Thanks to everyone who responded to last week’s article on Grammar Schools. I feel I am slowly becoming able to articulate what I think about this.
An article in The Guardian today has clarified things further:
The gist of the story is that Latymer School, a Grammar School with 96% A*-C pass rate at A-level, has asked its parents for more money. The Guardian quotes the school as saying:
“We are now appealing to all parents and carers of current students to support the school either by making a new or increasing an existing voluntary regular donation. Typically the amount you would pledge would be £30-£50 per month (£360-600 per annum) over the period your child attends Latymer. This averages out at between £1.89 and £3.15 per school day and is considerably less than the average fees of an independent school.”
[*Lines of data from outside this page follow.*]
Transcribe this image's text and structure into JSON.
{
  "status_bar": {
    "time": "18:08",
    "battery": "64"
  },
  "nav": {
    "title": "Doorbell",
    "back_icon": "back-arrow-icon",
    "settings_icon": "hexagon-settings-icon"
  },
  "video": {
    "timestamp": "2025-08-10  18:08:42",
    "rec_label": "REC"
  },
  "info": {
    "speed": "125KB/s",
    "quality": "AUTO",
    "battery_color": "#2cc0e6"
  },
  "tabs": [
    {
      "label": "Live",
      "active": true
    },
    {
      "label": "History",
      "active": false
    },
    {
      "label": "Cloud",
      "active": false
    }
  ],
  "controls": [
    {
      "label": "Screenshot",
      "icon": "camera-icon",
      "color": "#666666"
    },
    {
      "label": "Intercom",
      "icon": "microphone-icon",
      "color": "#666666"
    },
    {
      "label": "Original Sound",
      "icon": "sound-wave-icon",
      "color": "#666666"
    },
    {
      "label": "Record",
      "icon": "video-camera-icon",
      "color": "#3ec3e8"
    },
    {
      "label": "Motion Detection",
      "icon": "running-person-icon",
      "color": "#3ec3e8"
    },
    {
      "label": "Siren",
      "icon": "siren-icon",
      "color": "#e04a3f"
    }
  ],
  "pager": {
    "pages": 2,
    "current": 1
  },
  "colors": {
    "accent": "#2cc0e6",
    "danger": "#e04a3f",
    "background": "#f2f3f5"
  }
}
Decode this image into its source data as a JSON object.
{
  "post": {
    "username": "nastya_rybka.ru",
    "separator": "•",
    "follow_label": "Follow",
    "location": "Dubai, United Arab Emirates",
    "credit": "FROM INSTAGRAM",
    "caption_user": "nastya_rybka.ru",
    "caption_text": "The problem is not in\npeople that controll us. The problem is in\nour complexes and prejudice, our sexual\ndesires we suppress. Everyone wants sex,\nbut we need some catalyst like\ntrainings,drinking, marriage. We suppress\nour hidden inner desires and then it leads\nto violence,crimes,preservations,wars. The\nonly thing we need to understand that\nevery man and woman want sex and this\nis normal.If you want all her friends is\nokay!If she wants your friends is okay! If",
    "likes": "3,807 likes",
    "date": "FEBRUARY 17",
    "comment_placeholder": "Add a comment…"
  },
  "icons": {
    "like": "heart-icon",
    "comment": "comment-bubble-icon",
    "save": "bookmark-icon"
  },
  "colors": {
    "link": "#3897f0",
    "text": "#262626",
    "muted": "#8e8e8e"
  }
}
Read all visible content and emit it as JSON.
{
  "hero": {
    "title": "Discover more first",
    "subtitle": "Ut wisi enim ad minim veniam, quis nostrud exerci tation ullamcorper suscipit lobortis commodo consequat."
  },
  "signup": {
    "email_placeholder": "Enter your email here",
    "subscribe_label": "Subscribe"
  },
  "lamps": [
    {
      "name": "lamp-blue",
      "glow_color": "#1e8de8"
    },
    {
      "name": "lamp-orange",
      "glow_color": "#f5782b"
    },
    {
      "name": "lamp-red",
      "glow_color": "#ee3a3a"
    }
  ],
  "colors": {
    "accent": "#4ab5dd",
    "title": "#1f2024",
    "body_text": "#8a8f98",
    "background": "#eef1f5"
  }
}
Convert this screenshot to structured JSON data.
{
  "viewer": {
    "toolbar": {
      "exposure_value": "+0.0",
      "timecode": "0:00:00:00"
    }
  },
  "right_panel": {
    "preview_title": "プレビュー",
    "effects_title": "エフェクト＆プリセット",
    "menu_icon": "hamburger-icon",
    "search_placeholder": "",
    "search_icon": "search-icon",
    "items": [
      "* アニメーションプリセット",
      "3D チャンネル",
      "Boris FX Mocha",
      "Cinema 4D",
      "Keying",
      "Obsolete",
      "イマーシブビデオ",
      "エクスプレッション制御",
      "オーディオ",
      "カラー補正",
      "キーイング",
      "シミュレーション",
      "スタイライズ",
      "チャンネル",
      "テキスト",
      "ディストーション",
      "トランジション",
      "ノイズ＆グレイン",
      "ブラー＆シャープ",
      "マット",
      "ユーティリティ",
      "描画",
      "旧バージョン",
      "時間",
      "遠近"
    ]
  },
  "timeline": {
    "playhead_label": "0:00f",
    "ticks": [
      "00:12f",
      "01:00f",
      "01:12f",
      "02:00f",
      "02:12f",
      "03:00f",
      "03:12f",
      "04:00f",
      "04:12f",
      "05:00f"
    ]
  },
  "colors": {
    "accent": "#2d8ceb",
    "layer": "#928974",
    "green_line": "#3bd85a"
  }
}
It seems like a perfectly reasonable request. I think Tiffin School asked – but did not require – something similar.
The contribution amounts to roughly £50,000 per school year (i.e. about £350,000 per year across all seven school years). But not all schools have parents who could afford such a contribution.
And isn’t the point of state schools that parents don’t have to pay directly?
Latymer has been able to keep going in the last couple of years despite cuts to their budget because of the Latymer Foundation, which clearly has substantial funds available.
In a June 2015 letter to parents available on the school web site, the trustees write:
To balance the budgets over the next two years, the Foundation will underwrite the school deficits for 2015/16 and 2016/17 for potentially in excess of £1million. The funding will help buffer the impact of the significant drop in funding and increased costs for the next 18 months.
Over half of this sum relates to one-off capital and non-recurring revenue expenditure. However, the school will need to use this window of time to plan for and adjust to the, as yet unknown, longer term forecast of revenue and capital funding streams being made available by central government.
The Latymer Foundation wishes to express its thanks to the large number of parents who have been donating to the Standards Fund over many years and whose continuing contributions make this funding support possible.
So it seems that there are two elements to the success of Latymer, and by inference, other successful Grammar Schools. We can summarise this simply:
Money + Selection = Success
I arrived at the money connection at the end of the previous article where I pointed out that private schools cost approximately twice as much as state schools.
But what about the role of selection?
Grammar schools select children who – at the relevant age – can display a particular kind of mental agility. Typically – as Latymer’s appeal suggests – this also selects parents with an ability to contribute financially to the school.
But did anyone else notice Ed’s radical suggestion in the discussion of last week’s article? He proposed selection by behaviour rather than ability.
He suggested that schools selected the 95% of children who – given the right culture – are capable of benefiting from an academic education.
An alternative statement would be that we identify the 5% of children who disrupt every class they are in, and do something – I have no idea what – to engage them in a way which doesn’t disrupt the education of the majority.
In the end, its about the money
The education of the majority of people is a critical cultural endeavour. Our culture is our collective treasure.
We need more than an elite capable of understanding the technology our our brave new world. We do need that elite – but we need a culture in which their enhanced skills make sense.
But this costs money.
And when we see how expensive it is in the private sector – supposedly the most efficient provider of services – is it any surprise that the state sector struggles on half that level of funding? Maybe the formula is even simpler:
+ Selection = Success
[October 2nd 2016: Weight this morning 74.0 kg: Anxiety: Medium]